The Central Texas Groundwater Conservation District Board of Directors voted to commission a study of Burnet County’s groundwater quality and availability. General Manager Mitchell Sodek (left) on May 20 reviewed the agenda alongside board members Homer Will and Ricky Bindseil, board President Ryan Rowney, attorney Bill Dugat, board members Kathy Griffis and Paul King, and district technician Shrader Davis. Staff photo by Dakota Morrissiey
Current drought conditions and developmental pressures might be impacting the water supply in Burnet County, directors of the Central Texas Groundwater Conservation District learned during the board’s regular meeting Friday, May 20. After a presentation by General Manager Mitchell Sodek, directors voted to commission a study to determine the state of the county’s groundwater.
The district meets monthly in its offices at 225 S. Pierce on the courthouse square in Burnet.
“We’re doing a conceptual model of the major and minor aquifers of Burnet County, and that will help us to compile the data we have collected over the past 15 years into a working understanding of the aquifers,” Sodek said at the meeting. “How much water is available, what the structure of those aquifers are, how deep they are, how thick they are, where do they go, how fast does the water moves, how do individual wells affect other wells will really help us understand the hydrogeology of Burnet County.”
Rapid development of subdivisions in Burnet County fueled the need for the study of groundwater availability. The conservation district reported that roughly 50 well applications have come in per month since December 2021 and new well drilling often sees wait times of over six months.
“The development in the past two years has exploded,” Sodek said. “We have had exponential growth in rural subdivisions, or ranchettes, anywhere from 2- to 10-acre tracts — they can be hundreds of tracts in some cases. They are almost primarily served by private individual wells.”
The high density of wells in a small area can impact localized groundwater, Sodek continued. “Water availability is a big factor on the county level, which is why the county is involved in this project.”
Subdivision developers dependent on groundwater must determine if water availability is sufficient and of good quality before moving forward.
“This data will be used to support those decisions for water planning,” Sodek said.
The study will focus on the Trinity Aquifer and the Llano Uplift Aquifer System, both of which feed Burnet County. Eastern Burnet County draws from the Trinity, while western Burnet County draws from the LUAS.
The conservation district is hiring Intera Geoscience & Engineering Solutions to conduct a regional assessment of groundwater resources in Burnet County using existing data collected from hundreds of wells over the past 10 years. The associated costs for the project is $99,580. Funding, recently approved by the Burnet County Commissioners Court, will come from the American Rescue Plan Act (ARPA).

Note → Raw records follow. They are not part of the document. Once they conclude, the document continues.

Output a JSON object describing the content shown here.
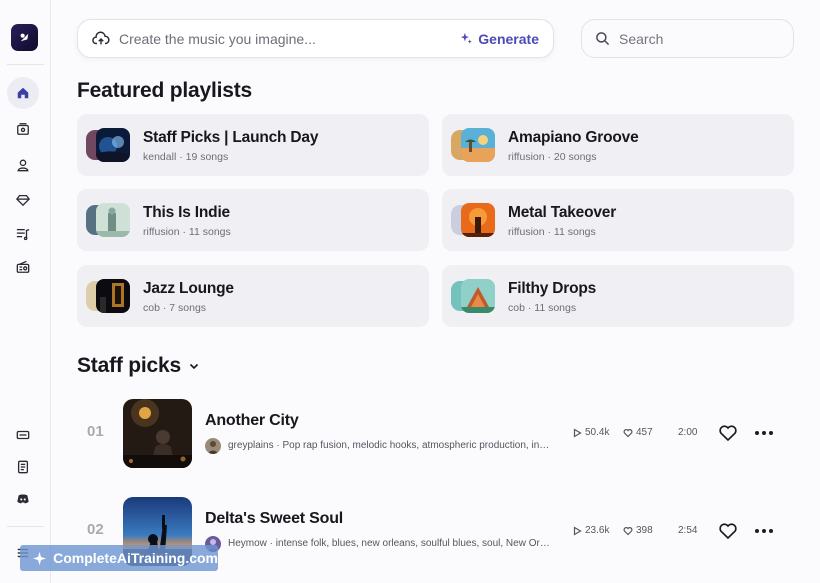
{
  "app": {
    "logo_icon": "riffusion-logo-icon",
    "accent_color": "#4b4bb8"
  },
  "sidebar": {
    "top_items": [
      {
        "icon": "home-icon",
        "active": true
      },
      {
        "icon": "library-icon",
        "active": false
      },
      {
        "icon": "profile-icon",
        "active": false
      },
      {
        "icon": "gem-icon",
        "active": false
      },
      {
        "icon": "playlist-icon",
        "active": false
      },
      {
        "icon": "radio-icon",
        "active": false
      }
    ],
    "bottom_items": [
      {
        "icon": "ticket-icon"
      },
      {
        "icon": "document-icon"
      },
      {
        "icon": "discord-icon"
      },
      {
        "icon": "menu-icon"
      }
    ]
  },
  "prompt_bar": {
    "placeholder": "Create the music you imagine...",
    "generate_label": "Generate"
  },
  "search": {
    "placeholder": "Search"
  },
  "featured": {
    "title": "Featured playlists",
    "playlists": [
      {
        "title": "Staff Picks | Launch Day",
        "meta": "kendall · 19 songs"
      },
      {
        "title": "Amapiano Groove",
        "meta": "riffusion · 20 songs"
      },
      {
        "title": "This Is Indie",
        "meta": "riffusion · 11 songs"
      },
      {
        "title": "Metal Takeover",
        "meta": "riffusion · 11 songs"
      },
      {
        "title": "Jazz Lounge",
        "meta": "cob · 7 songs"
      },
      {
        "title": "Filthy Drops",
        "meta": "cob · 11 songs"
      }
    ]
  },
  "staff_picks": {
    "title": "Staff picks",
    "tracks": [
      {
        "number": "01",
        "title": "Another City",
        "meta": "greyplains · Pop rap fusion, melodic hooks, atmospheric production, introspective lyrics",
        "plays": "50.4k",
        "likes": "457",
        "duration": "2:00"
      },
      {
        "number": "02",
        "title": "Delta's Sweet Soul",
        "meta": "Heymow · intense folk, blues, new orleans, soulful blues, soul, New Orleans blues",
        "plays": "23.6k",
        "likes": "398",
        "duration": "2:54"
      }
    ]
  },
  "watermark": {
    "text": "CompleteAiTraining.com"
  }
}
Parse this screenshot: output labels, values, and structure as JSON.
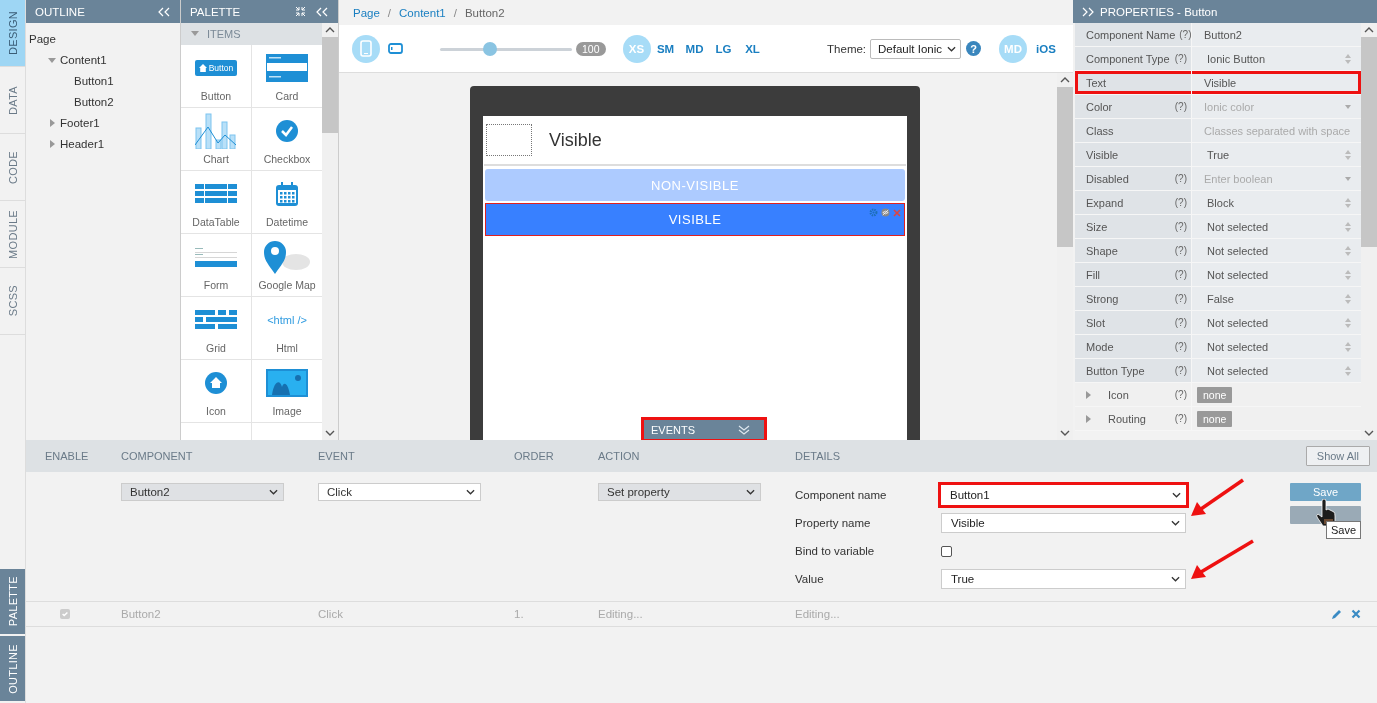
{
  "side_tabs": [
    {
      "label": "DESIGN",
      "selected": true
    },
    {
      "label": "DATA",
      "selected": false
    },
    {
      "label": "CODE",
      "selected": false
    },
    {
      "label": "MODULE",
      "selected": false
    },
    {
      "label": "SCSS",
      "selected": false
    }
  ],
  "dock_tabs": [
    {
      "label": "PALETTE"
    },
    {
      "label": "OUTLINE"
    }
  ],
  "outline": {
    "title": "OUTLINE",
    "tree": [
      {
        "label": "Page",
        "children": [
          {
            "label": "Content1",
            "expanded": true,
            "children": [
              {
                "label": "Button1"
              },
              {
                "label": "Button2"
              }
            ]
          },
          {
            "label": "Footer1",
            "expanded": false
          },
          {
            "label": "Header1",
            "expanded": false
          }
        ]
      }
    ]
  },
  "palette": {
    "title": "PALETTE",
    "section": "ITEMS",
    "icon_texts": {
      "button": "Button",
      "html": "<html />"
    },
    "items": [
      {
        "label": "Button",
        "kind": "button"
      },
      {
        "label": "Card",
        "kind": "card"
      },
      {
        "label": "Chart",
        "kind": "chart"
      },
      {
        "label": "Checkbox",
        "kind": "checkbox"
      },
      {
        "label": "DataTable",
        "kind": "datatable"
      },
      {
        "label": "Datetime",
        "kind": "datetime"
      },
      {
        "label": "Form",
        "kind": "form"
      },
      {
        "label": "Google Map",
        "kind": "map"
      },
      {
        "label": "Grid",
        "kind": "grid"
      },
      {
        "label": "Html",
        "kind": "html"
      },
      {
        "label": "Icon",
        "kind": "icon"
      },
      {
        "label": "Image",
        "kind": "image"
      }
    ]
  },
  "breadcrumb": {
    "separator": "/",
    "items": [
      "Page",
      "Content1",
      "Button2"
    ]
  },
  "toolbar": {
    "devices": [
      {
        "kind": "phone",
        "selected": true
      },
      {
        "kind": "tablet",
        "selected": false
      }
    ],
    "zoom": {
      "level": 0.38,
      "reading": "100"
    },
    "sizes": [
      {
        "label": "XS",
        "selected": true
      },
      {
        "label": "SM",
        "selected": false
      },
      {
        "label": "MD",
        "selected": false
      },
      {
        "label": "LG",
        "selected": false
      },
      {
        "label": "XL",
        "selected": false
      }
    ],
    "theme_label": "Theme:",
    "theme": "Default Ionic",
    "help": "?",
    "modes": [
      {
        "label": "MD",
        "selected": true
      },
      {
        "label": "iOS",
        "selected": false
      }
    ]
  },
  "device": {
    "header_title": "Visible",
    "buttons": [
      {
        "label": "NON-VISIBLE",
        "visible": false,
        "selected": false
      },
      {
        "label": "VISIBLE",
        "visible": true,
        "selected": true
      }
    ]
  },
  "events_tab": {
    "label": "EVENTS",
    "highlighted": true
  },
  "properties": {
    "title": "PROPERTIES - Button",
    "rows": [
      {
        "label": "Component Name",
        "help": "(?)",
        "value": "Button2",
        "kind": "text",
        "highlighted": false
      },
      {
        "label": "Component Type",
        "help": "(?)",
        "value": "Ionic Button",
        "kind": "select",
        "highlighted": false
      },
      {
        "label": "Text",
        "value": "Visible",
        "kind": "text",
        "highlighted": true
      },
      {
        "label": "Color",
        "help": "(?)",
        "placeholder": "Ionic color",
        "kind": "placeholder-select",
        "highlighted": false
      },
      {
        "label": "Class",
        "placeholder": "Classes separated with space",
        "kind": "placeholder",
        "highlighted": false
      },
      {
        "label": "Visible",
        "value": "True",
        "kind": "select",
        "highlighted": false
      },
      {
        "label": "Disabled",
        "help": "(?)",
        "placeholder": "Enter boolean",
        "kind": "placeholder-select",
        "highlighted": false
      },
      {
        "label": "Expand",
        "help": "(?)",
        "value": "Block",
        "kind": "select",
        "highlighted": false
      },
      {
        "label": "Size",
        "help": "(?)",
        "value": "Not selected",
        "kind": "select",
        "highlighted": false
      },
      {
        "label": "Shape",
        "help": "(?)",
        "value": "Not selected",
        "kind": "select",
        "highlighted": false
      },
      {
        "label": "Fill",
        "help": "(?)",
        "value": "Not selected",
        "kind": "select",
        "highlighted": false
      },
      {
        "label": "Strong",
        "help": "(?)",
        "value": "False",
        "kind": "select",
        "highlighted": false
      },
      {
        "label": "Slot",
        "help": "(?)",
        "value": "Not selected",
        "kind": "select",
        "highlighted": false
      },
      {
        "label": "Mode",
        "help": "(?)",
        "value": "Not selected",
        "kind": "select",
        "highlighted": false
      },
      {
        "label": "Button Type",
        "help": "(?)",
        "value": "Not selected",
        "kind": "select",
        "highlighted": false
      },
      {
        "label": "Icon",
        "help": "(?)",
        "value": "none",
        "kind": "badge",
        "expanded": false,
        "highlighted": false
      },
      {
        "label": "Routing",
        "help": "(?)",
        "value": "none",
        "kind": "badge",
        "expanded": false,
        "highlighted": false
      }
    ]
  },
  "events": {
    "columns": [
      "ENABLE",
      "COMPONENT",
      "EVENT",
      "ORDER",
      "ACTION",
      "DETAILS"
    ],
    "show_all": "Show All",
    "editor": {
      "component": "Button2",
      "event": "Click",
      "action": "Set property",
      "details": [
        {
          "label": "Component name",
          "kind": "select",
          "value": "Button1",
          "highlighted": true
        },
        {
          "label": "Property name",
          "kind": "select",
          "value": "Visible",
          "highlighted": false
        },
        {
          "label": "Bind to variable",
          "kind": "checkbox",
          "checked": false
        },
        {
          "label": "Value",
          "kind": "select",
          "value": "True",
          "highlighted": false
        }
      ],
      "save": "Save",
      "tooltip": "Save"
    },
    "rows": [
      {
        "enabled": true,
        "component": "Button2",
        "event": "Click",
        "order": "1.",
        "action": "Editing...",
        "details": "Editing..."
      }
    ]
  }
}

“We’re trying to get ahead of it by making sure that there is water there for 30-plus years of development,” Sodek said.